A new rescue attempt, with better results, was carried out by the Swedish pilot Einar Lundborg, who on June 23 was able to land in the vicinity of The Red Tent and take off shortly after, carrying on board to Nobile. But later, when he tried to repeat his feat to rescue the castaways one by one, he had an accident on landing and he was also castaway along with those he was trying to save. Fortunately, they had been able to be supplied with food and other essential items, and thus were able to await the arrival of the Soviet icebreakers Krassin and Malygin, which completed the rescue tasks. As a whole, the expedition showed a balance of 14 victims, including members of the crew and relief expeditions.

Umberto Nobile
Umberto Nobile, observing from the front control vehicle the departure of the Norge at the Spitsbergen base (Norway). [Photo: Unknown authorUnknown author, Public domain, via Wikimedia Commons]
Because of the official character that the venture had assumed, the Italian government appointed a commission of inquiry. At the end of its investigations, it issued an unfavorable judgment on Nobile's way of proceeding; he was forced to resign from his position and abandon his activities.

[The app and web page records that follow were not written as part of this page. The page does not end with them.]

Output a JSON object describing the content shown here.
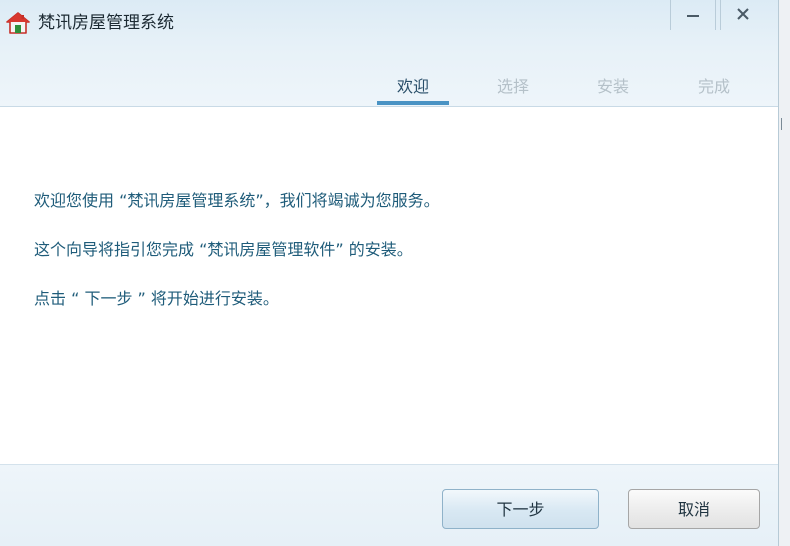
{
  "window": {
    "title": "梵讯房屋管理系统",
    "minimize_glyph": "–",
    "close_glyph": "✕"
  },
  "steps": [
    {
      "label": "欢迎",
      "active": true
    },
    {
      "label": "选择",
      "active": false
    },
    {
      "label": "安装",
      "active": false
    },
    {
      "label": "完成",
      "active": false
    }
  ],
  "content": {
    "lines": [
      "欢迎您使用 “梵讯房屋管理系统”，我们将竭诚为您服务。",
      "这个向导将指引您完成 “梵讯房屋管理软件” 的安装。",
      "点击 “ 下一步 ” 将开始进行安装。"
    ]
  },
  "buttons": {
    "next_label": "下一步",
    "cancel_label": "取消"
  },
  "icons": {
    "app": "house-icon",
    "minimize": "minimize-icon",
    "close": "close-icon"
  },
  "colors": {
    "accent": "#4a93c4",
    "text_blue": "#1f5c7a",
    "header_bg": "#e7f1f8"
  }
}
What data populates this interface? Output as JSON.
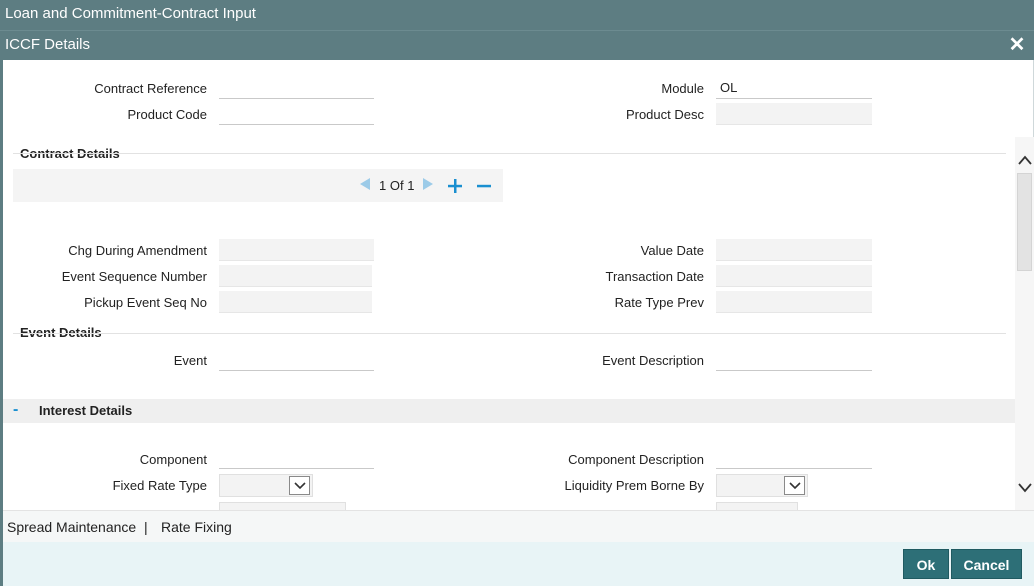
{
  "window": {
    "title": "Loan and Commitment-Contract Input"
  },
  "dialog": {
    "title": "ICCF Details",
    "close_symbol": "✕"
  },
  "header_fields": {
    "contract_reference": {
      "label": "Contract Reference",
      "value": ""
    },
    "product_code": {
      "label": "Product Code",
      "value": ""
    },
    "module": {
      "label": "Module",
      "value": "OL"
    },
    "product_desc": {
      "label": "Product Desc",
      "value": ""
    }
  },
  "contract_details": {
    "title": "Contract Details",
    "pager": {
      "current": "1",
      "of_label": "Of",
      "total": "1"
    },
    "fields": {
      "chg_during_amendment": {
        "label": "Chg During Amendment",
        "value": ""
      },
      "event_sequence_number": {
        "label": "Event Sequence Number",
        "value": ""
      },
      "pickup_event_seq_no": {
        "label": "Pickup Event Seq No",
        "value": ""
      },
      "value_date": {
        "label": "Value Date",
        "value": ""
      },
      "transaction_date": {
        "label": "Transaction Date",
        "value": ""
      },
      "rate_type_prev": {
        "label": "Rate Type Prev",
        "value": ""
      }
    }
  },
  "event_details": {
    "title": "Event Details",
    "event": {
      "label": "Event",
      "value": ""
    },
    "event_description": {
      "label": "Event Description",
      "value": ""
    }
  },
  "interest_details": {
    "title": "Interest Details",
    "toggle_symbol": "-",
    "component": {
      "label": "Component",
      "value": ""
    },
    "component_description": {
      "label": "Component Description",
      "value": ""
    },
    "fixed_rate_type": {
      "label": "Fixed Rate Type",
      "value": ""
    },
    "liquidity_prem_borne_by": {
      "label": "Liquidity Prem Borne By",
      "value": ""
    }
  },
  "links": {
    "spread_maintenance": "Spread Maintenance",
    "separator": "|",
    "rate_fixing": "Rate Fixing"
  },
  "buttons": {
    "ok": "Ok",
    "cancel": "Cancel"
  },
  "colors": {
    "titlebar": "#5d7d82",
    "accent": "#1a8fd0",
    "button": "#2d6f77",
    "footer": "#e8f4f6"
  }
}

The echoes of this controversy are not yet completely extinguished. Regardless of the mistakes that Nobile could have made, it is necessary to recognize that he was the most suitable for such an undertaking: there were few who surpassed him in the task of guiding an airship and who better understood the characteristics of these aircraft. It was perhaps the only means of transport that, due to its size and low speed, offered adequate resistance to the impetuous winds of the arctic regions.

It is also fair to remember that Nobile's trial involved factors unrelated to the venture itself, such as rivalries and political intrigues, since Nobile, during his expeditions to the Arctic, would have established good relations with members of the Government and with Soviet scientists; such contacts, considering the character of the government then in Italy, were perhaps one of the unconfessed reasons for attacking him in a way that was not always fair.

Footage from the movie The Red Tent/La Tenda Rossa (1969), with soundtrack by Ennio Morricone.

[Source: Vv.Aa. (1978). The Red Tent. In Maravillas del Saber. Consultor didáctico (Tome III, pp. 65-67). Milan, Italy: Editrice Europea di Cultura]